* No hints on near-term euro area rate cut after ECB meeting
* Gold-platinum ratio at tightest since April 2012
* Chinese exports data boost platinum to highest in a month
* Coming up: U.S. trade data, Dec. Federal Budget Friday
(Adds market details, updates prices)
By Frank Tang
NEW YORK, Jan 10 Gold rose 1 percent to $1,675
an ounce on Thursday, notching its biggest one-day gain in 2013,
as signs that the European Central Bank will not cut interest
rates any time soon boosted bullion buying.
Platinum group metals (PGMs) also climbed 2 percent as
encouraging Chinese export-growth data triggered broad gains in
industrial commodities and equities. Recent improvement in U.S.
vehicle sales also boosted demand for the PGMs largely consumed
as autocatalytic converters, traders said.
Gold has rebounded 3 percent after hitting a 4-1/2 month low
under $1,625 an ounce last week, when minutes from the Federal
Reserve's policy meeting in December showed several top
officials favored slowing or stopping the stimulus program "well
before" the end of the year.
"Gold was oversold after the Fed minutes. I don't see the
Fed will be doing anything to withdraw stimulus soon," said Bill
O'Neill, partner of commodities investment firm LOGIC Advisors.
"Clearly, Mario Draghi is leaving room for accommodation,
and the overall global pattern of central bank easing continues
to be there," he said.
The euro zone economy will remain weak in 2013, said ECB
President Mario Draghi, and he forecast a gradual recovery only
in late 2013, as the ECB held interest rates at a record low of
Spot gold rose 1.1 percent to $1,675.70 an ounce by
3:03 p.m. EST (2003 GMT), having earlier hit a one-week high of
$1,678.60 an ounce.
U.S. COMEX gold futures for February delivery settled
up $22.50 at $1,678 an ounce, with trading volume about 5
percent above its 30-day average, preliminary Reuters data
Central bank monetary stimulus was a key driver behind
gold's 12th year of annual gains in 2012 as investors were drawn
to bullion as a hedge against inflation.
An around 1.5 percent gain in the euro against the dollar
and increases in crude oil further boosted gold's gain.
Also underpinning gold was data showing China's export
growth rebounded surprisingly sharply to a seven-month high in
December after seven straight quarters of slowdown.
Credit Suisse analyst Tom Kendall said the Chinese data and
the dollar's drop helped pave the way for gold's run towards the
next resistance level at $1,703 an ounce.
Silver rose 1.6 percent to $30.82 an ounce.
WHITE HOT PLATINUM GROUP METALS

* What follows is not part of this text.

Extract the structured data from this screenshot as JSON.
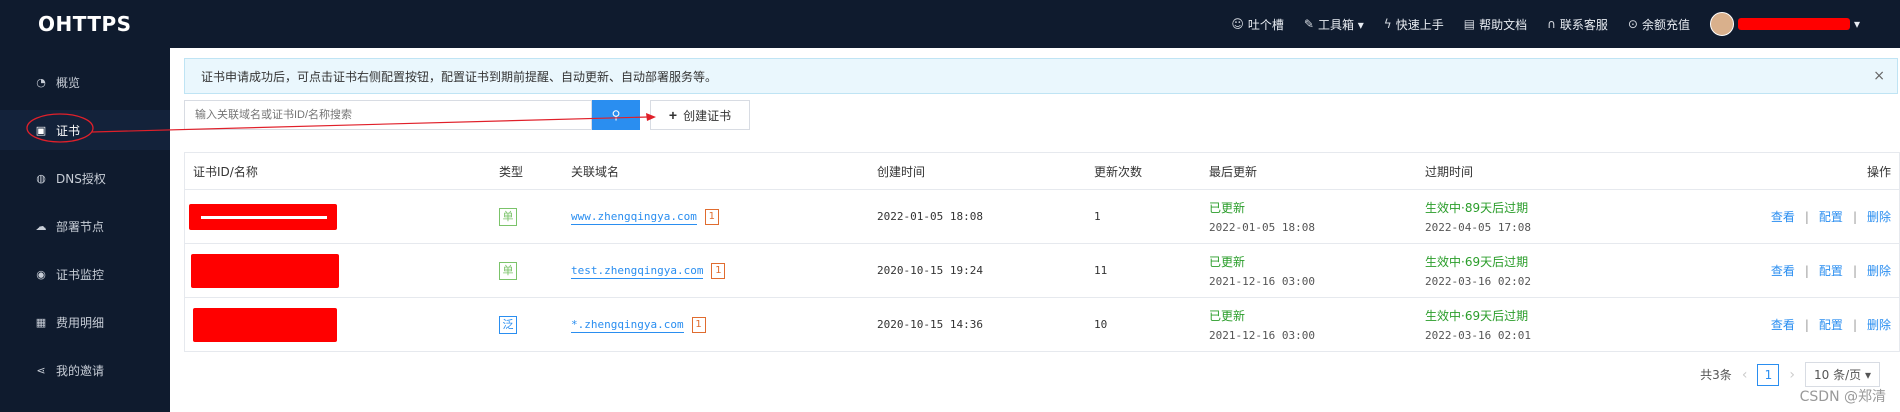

Spot platinum hit its highest in a month and was last
up 2.4 percent at $1,629.50 an ounce, while palladium
rose 2 percent to $696.60 for a third day of gains.
Gold's premium over platinum, a historically unusual
phenomenon that has persisted since the first quarter of 2012,
fell to less than $50, its lowest since mid-April.
Signs of continuous improvement in U.S. auto sales have also
given a brighter tone to PGMs, alongside supply issues created
by labour unrest in South Africa's producing belt.
Platinum and palladium prices may rise to record nominal
highs in the long run, boosted by growing investment interest in
PGM exchange-traded funds, futures and options, commodities
research and asset management firm CPM Group said in a note.
3:03 PM EST LAST/ NET PCT LOW HIGH CURRENT
SETTLE CHNG CHNG VOL
US Gold FEB 1678.00 22.50 1.4 1653.80 1678.80 139,308
US Silver MAR 30.918 0.669 2.2 30.255 30.950 38,271
US Plat JAN 1632.40 34.60 2.2 1595.20 1632.50 125
US Pall MAR 702.20 14.00 2.0 685.55 705.00 4,398
Gold 1675.70 18.41 1.1 1654.60 1678.60
Silver 30.820 0.490 1.6 30.280 30.910
Platinum 1629.50 38.50 2.4 1595.25 1632.50
Palladium 696.60 13.50 2.0 686.30 702.50
TOTAL MARKET VOLUME 30-D ATM VOLATILITY
CURRENT 30D AVG 250D AVG CURRENT CHG
US Gold 164,006 154,109 174,222 13.4 -0.15
US Silver 44,914 46,425 53,155 22.01 -0.39
US Platinum 16,033 14,178 10,502 17.09 0.30
US Palladium 4,560 4,201 4,802
(Additonal reporting by Veronica Brown in London and Rujun Shen
in Singapore; Editing by Marguerita Choy and Richard Chang)